It was November 29, 2014: At about 3:30 in the afternoon, three Islamists broke into their apartment and shot to death Werner, Jean-Pierre and Rodé. After a two-hour standoff with police, one of the attackers detonated a bomb inside the building, killing himself and others, while the other two attackers were killed in an ensuing skirmish.

Hannelie’s life was spared because she wasn’t there: She had been called to the site of a U.N. meeting to provide medical care in case of an attack … which was anticipated … but, no one knew where the attack would take place …

We’d like to share these links with you, in addition to Hannelie’s own testimony via this video from Voice of the Martyrs:

First, here’s a link where you can read the full story of the Groenewalds.
In addition, you can view this video, and, also, there will be a link to enable you to hear the MARTYRS MEMORIAL INDUCTION CEREMONY, beginning at 9 a.m. CDT on Saturday, via Facebook Live, or you will be able to hear the recording of the ceremony beginning at 10 a.m.
Here’s the link:
MARTYRS MEMORIAL INDUCTION CEREMONY

Another link I’d like to share:
This is a direct link to VOM Radio (Voice of the Martyrs weekly radio program), where you can hear Hannelie Groenewald sharing the heartbreak of losing her family, and her testimony of the goodness of God to sustain her through her grief:
VOM Radio

Now, we share the video. We are honored to support the efforts of Voice of the Martyrs:

Why Not Me? Samuel F.B. Morse Quote Explains

Hi Friends:

When I was in School, one of the first inventions we learned about was the telegraph, and its inventor, Samuel F.B. Morse.

Recently, I read this quote from Samuel F. B. Morse, and his explanation of why he “just happened” to be the one who came up with the invention … His response resonated deep within my soul. We share this with anyone to whom God has given a vision, or a task, which seems too great for them to handle … A vision, a dream, which, when shared with others, may get a response like, “Why would God pick you to do this?” I think, also, that the person to whom God gives such a vision or dream to, may have the same response, deep within themselves: “Why would God give this to me?”

I hope this resonates within your soul, as well.

I think it was a football team, a couple of years ago, which had the motto of  “Why not us?”

The answer may be clearer than we want to think:
Why not us?

Samuel F.B. Morse once said that when he was confronted with problems, when he couldn’t think of an answer, “…whenever I could not see my way clearly, I knelt down and prayed to God for light and understanding.”

On May 24, 1844, Morse sent the historic first telegraphed message, “What hath God wrought!” from Washington, D.C. to Baltimore.

Here’s what Samuel F.B. Morse said, when asked why he was “selected” to bring the life-changing invention of the telegraph to the world:

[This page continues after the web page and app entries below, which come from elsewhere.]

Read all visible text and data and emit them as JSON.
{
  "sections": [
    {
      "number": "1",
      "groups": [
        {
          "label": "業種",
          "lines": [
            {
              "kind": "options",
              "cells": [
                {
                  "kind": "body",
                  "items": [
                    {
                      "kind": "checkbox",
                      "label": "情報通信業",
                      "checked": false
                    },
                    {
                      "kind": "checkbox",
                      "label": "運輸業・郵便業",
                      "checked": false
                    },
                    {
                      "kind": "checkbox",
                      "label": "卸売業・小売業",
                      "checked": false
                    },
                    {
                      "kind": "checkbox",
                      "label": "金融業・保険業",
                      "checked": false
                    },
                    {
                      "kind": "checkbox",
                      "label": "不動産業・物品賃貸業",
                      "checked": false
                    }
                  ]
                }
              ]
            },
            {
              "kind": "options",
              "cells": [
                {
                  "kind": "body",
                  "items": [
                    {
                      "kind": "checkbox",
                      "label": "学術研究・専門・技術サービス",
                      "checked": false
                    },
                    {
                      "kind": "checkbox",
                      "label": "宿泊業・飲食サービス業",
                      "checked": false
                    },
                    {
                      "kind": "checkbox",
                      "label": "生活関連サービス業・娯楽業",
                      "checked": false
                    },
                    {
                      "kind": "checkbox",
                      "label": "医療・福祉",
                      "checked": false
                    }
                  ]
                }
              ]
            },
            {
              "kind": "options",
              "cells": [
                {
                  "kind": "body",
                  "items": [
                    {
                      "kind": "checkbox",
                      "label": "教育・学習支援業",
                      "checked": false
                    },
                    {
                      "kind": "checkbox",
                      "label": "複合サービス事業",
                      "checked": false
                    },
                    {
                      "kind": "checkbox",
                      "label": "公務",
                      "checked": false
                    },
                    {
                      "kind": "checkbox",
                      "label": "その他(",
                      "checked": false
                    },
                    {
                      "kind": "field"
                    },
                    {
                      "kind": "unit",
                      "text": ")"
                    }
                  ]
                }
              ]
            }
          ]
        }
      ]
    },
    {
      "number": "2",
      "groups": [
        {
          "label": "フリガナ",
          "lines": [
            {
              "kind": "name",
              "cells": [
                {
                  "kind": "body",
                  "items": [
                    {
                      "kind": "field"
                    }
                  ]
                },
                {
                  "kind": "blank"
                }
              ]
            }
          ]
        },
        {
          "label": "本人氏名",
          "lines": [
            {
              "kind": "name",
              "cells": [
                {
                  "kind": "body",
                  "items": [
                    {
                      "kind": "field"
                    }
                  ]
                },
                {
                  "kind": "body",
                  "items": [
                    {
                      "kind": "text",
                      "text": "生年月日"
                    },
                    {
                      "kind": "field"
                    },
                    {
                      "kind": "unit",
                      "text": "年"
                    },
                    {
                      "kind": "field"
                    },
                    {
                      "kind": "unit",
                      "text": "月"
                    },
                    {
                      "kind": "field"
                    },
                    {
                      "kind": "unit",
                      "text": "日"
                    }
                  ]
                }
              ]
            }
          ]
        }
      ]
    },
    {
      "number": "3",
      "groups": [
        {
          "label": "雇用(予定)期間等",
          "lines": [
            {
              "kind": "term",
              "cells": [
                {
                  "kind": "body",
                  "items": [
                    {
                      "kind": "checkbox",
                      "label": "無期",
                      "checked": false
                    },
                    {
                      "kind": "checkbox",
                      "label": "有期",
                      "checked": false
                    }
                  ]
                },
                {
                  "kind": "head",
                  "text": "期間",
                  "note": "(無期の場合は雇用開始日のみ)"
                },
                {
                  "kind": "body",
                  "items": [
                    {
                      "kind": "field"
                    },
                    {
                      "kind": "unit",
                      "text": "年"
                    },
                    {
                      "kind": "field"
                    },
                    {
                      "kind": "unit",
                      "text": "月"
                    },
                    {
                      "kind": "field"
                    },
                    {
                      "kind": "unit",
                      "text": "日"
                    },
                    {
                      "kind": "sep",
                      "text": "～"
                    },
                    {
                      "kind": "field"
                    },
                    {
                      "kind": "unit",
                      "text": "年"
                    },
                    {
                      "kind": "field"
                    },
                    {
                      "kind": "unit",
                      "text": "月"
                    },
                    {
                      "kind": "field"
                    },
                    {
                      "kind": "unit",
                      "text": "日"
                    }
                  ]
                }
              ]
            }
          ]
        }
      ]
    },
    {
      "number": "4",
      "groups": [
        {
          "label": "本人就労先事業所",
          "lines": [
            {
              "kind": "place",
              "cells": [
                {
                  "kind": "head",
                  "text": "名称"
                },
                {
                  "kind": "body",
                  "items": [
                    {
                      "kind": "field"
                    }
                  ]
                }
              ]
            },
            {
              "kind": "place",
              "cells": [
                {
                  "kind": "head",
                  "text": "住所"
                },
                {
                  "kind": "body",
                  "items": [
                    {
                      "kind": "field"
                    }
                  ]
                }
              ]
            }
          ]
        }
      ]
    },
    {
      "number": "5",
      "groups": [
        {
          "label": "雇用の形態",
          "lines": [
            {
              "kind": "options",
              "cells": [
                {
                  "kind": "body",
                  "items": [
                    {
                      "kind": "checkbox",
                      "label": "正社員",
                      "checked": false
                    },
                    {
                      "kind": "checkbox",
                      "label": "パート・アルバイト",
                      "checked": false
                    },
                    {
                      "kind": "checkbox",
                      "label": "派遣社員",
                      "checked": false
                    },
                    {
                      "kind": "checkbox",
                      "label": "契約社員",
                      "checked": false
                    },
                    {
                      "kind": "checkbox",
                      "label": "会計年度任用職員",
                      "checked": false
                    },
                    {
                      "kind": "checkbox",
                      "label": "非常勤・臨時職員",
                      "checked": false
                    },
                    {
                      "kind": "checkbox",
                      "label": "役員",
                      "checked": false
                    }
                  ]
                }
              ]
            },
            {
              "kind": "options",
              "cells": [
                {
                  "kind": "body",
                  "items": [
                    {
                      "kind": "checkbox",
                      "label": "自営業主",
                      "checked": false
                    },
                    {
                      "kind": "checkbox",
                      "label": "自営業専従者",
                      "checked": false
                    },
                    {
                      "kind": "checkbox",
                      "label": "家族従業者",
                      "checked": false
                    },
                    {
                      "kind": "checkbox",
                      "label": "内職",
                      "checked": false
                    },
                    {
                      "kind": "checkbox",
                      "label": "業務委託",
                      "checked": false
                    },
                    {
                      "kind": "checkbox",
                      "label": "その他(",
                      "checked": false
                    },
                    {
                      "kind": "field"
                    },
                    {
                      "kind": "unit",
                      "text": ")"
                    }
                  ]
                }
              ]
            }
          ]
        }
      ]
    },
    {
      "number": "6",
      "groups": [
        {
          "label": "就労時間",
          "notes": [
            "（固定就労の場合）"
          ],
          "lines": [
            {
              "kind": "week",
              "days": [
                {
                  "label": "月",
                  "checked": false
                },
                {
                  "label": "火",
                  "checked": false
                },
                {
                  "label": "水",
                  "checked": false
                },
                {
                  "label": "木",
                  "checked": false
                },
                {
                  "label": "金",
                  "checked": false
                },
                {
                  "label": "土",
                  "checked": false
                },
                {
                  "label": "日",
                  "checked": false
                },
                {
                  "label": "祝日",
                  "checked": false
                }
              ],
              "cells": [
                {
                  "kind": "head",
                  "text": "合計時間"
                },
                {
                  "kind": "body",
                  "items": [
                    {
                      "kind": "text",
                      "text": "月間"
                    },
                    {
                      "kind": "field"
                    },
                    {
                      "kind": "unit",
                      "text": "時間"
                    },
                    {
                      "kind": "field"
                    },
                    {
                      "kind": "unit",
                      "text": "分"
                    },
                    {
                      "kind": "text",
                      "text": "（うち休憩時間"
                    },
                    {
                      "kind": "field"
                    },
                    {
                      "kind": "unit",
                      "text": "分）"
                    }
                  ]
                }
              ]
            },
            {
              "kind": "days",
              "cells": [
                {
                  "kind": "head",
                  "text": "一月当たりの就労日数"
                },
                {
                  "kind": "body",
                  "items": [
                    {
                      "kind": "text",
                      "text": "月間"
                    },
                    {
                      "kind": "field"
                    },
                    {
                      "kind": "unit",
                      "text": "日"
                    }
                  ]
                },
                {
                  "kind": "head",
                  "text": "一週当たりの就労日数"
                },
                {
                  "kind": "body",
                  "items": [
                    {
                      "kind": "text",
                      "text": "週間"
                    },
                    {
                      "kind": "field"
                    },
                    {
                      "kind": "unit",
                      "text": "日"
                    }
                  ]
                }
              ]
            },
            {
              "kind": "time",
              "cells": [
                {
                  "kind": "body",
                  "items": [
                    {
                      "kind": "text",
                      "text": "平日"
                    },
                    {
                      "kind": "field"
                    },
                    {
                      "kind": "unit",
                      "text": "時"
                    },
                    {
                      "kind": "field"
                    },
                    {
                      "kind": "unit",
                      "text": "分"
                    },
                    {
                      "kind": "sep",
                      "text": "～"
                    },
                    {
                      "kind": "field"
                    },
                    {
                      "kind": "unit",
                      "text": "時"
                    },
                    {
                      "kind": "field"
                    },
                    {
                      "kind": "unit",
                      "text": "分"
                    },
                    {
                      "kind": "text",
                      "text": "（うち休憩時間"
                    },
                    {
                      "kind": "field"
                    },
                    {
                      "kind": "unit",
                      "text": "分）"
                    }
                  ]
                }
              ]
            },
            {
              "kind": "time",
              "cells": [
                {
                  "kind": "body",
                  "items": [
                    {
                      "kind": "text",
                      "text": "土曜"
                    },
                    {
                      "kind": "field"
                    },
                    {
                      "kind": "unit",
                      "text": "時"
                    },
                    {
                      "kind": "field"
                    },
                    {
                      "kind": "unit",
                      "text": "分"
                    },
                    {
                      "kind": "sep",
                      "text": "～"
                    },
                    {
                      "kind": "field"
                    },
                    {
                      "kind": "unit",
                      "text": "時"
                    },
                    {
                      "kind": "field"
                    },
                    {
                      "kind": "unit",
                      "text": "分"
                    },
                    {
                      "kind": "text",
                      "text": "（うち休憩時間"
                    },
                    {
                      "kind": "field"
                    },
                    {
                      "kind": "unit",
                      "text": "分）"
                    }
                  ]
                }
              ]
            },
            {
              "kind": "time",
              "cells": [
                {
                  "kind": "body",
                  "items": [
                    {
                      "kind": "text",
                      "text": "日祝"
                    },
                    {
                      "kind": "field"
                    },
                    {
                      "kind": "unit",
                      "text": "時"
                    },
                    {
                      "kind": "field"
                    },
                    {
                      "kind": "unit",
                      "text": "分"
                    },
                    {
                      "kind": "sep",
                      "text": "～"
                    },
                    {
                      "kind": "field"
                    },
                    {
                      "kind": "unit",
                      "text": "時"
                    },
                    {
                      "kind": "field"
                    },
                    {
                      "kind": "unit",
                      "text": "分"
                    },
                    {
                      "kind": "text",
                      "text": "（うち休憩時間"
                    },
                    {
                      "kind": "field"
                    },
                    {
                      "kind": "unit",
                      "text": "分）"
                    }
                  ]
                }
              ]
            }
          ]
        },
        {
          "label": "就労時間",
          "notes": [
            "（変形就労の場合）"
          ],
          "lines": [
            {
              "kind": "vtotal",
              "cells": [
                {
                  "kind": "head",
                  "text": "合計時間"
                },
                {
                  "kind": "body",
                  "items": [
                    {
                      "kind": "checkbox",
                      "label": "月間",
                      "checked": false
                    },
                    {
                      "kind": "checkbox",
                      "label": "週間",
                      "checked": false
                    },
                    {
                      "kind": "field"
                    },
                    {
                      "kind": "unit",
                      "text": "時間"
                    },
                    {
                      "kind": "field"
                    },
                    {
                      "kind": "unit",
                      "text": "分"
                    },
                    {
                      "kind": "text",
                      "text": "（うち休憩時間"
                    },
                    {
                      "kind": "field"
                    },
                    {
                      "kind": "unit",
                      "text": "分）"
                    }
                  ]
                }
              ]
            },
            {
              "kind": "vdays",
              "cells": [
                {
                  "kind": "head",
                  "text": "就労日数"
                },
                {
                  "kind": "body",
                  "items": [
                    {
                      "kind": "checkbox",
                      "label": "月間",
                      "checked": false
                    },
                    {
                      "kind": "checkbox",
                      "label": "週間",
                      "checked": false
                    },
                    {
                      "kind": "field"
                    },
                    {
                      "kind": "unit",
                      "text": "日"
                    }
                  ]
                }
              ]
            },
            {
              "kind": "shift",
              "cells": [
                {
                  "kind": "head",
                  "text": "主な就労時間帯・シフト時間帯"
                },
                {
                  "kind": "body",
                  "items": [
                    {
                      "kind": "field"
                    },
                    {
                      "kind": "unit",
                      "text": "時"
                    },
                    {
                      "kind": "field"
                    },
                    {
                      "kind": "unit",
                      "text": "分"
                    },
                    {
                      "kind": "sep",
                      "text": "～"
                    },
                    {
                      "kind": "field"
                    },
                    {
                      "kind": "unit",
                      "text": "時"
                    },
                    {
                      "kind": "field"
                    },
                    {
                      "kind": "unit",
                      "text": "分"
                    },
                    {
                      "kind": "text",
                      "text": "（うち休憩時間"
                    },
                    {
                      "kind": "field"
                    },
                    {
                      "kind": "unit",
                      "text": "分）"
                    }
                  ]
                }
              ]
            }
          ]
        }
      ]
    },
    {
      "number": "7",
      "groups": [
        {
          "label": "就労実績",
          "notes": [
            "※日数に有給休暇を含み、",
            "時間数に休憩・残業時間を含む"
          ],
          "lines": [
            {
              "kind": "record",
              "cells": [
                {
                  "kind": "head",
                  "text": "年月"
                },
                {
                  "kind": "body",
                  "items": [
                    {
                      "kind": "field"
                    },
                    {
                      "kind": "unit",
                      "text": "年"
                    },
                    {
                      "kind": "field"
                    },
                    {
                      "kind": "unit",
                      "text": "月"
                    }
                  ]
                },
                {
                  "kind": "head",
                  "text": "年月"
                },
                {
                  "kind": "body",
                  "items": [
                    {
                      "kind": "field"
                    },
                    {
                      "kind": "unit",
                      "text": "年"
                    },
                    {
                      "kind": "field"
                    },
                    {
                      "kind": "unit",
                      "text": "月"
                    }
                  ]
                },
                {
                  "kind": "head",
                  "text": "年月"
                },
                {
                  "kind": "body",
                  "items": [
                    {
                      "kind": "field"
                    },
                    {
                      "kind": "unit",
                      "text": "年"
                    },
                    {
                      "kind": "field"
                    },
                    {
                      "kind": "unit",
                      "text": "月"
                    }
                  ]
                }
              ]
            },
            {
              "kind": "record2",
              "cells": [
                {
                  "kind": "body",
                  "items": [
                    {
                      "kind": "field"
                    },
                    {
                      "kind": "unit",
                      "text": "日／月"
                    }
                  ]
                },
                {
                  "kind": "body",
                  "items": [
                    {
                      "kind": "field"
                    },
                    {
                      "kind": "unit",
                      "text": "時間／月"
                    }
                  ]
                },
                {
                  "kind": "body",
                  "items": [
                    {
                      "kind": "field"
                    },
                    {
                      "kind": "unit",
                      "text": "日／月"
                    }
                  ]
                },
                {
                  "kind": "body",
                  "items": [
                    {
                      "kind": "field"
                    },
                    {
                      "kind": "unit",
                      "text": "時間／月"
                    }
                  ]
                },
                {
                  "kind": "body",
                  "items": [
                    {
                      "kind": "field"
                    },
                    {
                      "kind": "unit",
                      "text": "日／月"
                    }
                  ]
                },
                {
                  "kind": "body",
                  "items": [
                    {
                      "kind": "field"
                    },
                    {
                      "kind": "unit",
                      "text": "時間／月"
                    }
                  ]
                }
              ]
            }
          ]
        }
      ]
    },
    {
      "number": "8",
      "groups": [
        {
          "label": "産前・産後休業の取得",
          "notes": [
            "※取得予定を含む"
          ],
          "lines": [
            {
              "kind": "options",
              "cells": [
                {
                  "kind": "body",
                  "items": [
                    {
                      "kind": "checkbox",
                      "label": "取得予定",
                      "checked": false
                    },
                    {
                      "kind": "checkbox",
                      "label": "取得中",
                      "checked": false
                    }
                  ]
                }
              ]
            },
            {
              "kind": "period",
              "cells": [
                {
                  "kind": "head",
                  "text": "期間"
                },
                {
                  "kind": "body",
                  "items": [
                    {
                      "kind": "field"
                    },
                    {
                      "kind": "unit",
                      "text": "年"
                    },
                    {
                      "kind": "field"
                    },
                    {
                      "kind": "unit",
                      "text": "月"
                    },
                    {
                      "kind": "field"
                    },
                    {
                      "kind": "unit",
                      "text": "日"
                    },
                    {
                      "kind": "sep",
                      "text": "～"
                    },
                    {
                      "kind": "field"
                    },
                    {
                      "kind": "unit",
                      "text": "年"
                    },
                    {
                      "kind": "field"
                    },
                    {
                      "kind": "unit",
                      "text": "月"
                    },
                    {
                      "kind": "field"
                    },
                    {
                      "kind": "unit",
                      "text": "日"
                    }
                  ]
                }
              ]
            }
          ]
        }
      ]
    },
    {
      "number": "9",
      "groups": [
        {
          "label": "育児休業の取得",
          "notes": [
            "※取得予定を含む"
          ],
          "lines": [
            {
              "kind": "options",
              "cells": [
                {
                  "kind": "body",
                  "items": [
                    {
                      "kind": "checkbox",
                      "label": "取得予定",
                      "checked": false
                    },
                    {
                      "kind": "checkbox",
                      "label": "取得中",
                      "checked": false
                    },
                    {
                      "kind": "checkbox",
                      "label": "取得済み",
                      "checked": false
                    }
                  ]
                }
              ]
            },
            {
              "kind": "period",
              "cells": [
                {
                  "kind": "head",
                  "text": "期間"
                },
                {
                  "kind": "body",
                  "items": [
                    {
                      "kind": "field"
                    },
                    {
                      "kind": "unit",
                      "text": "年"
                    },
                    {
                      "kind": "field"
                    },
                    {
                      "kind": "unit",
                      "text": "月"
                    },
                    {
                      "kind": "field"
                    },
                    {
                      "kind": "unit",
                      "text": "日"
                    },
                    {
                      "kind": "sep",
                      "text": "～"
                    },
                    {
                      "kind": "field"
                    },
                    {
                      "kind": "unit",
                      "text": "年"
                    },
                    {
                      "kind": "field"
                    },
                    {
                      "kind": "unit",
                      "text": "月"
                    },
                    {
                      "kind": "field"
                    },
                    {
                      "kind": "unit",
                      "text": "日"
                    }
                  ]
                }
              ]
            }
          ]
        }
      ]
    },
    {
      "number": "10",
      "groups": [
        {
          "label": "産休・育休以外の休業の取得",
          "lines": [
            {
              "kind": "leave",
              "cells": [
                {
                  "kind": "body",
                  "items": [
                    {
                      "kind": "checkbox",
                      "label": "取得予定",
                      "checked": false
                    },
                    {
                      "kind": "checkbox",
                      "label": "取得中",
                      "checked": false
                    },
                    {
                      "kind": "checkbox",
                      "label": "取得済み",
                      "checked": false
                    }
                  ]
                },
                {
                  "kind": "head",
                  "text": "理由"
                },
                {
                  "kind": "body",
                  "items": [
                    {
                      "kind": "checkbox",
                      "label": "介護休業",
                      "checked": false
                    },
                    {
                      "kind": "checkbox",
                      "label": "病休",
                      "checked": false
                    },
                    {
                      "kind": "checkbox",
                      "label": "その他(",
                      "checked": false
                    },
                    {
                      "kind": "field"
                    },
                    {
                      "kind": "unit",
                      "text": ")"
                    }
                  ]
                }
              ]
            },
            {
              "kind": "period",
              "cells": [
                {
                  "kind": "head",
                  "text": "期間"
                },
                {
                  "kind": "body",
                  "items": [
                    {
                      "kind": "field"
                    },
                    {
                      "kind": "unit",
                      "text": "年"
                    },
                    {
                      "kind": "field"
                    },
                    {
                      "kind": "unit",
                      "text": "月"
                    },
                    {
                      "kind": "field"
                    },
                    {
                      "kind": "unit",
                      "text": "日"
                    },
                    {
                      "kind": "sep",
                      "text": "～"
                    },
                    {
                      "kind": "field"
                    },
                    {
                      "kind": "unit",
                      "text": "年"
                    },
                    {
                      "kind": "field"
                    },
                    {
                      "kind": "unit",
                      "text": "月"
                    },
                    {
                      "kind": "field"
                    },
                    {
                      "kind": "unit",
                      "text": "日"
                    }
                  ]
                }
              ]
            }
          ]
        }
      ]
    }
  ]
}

“I have made a valuable application of electricity not because I was superior to other men but solely because God, who meant it for mankind, must reveal it to someone and He was pleased to reveal it to me.”

This one goes on the wall!

Blessings,
R.V.R.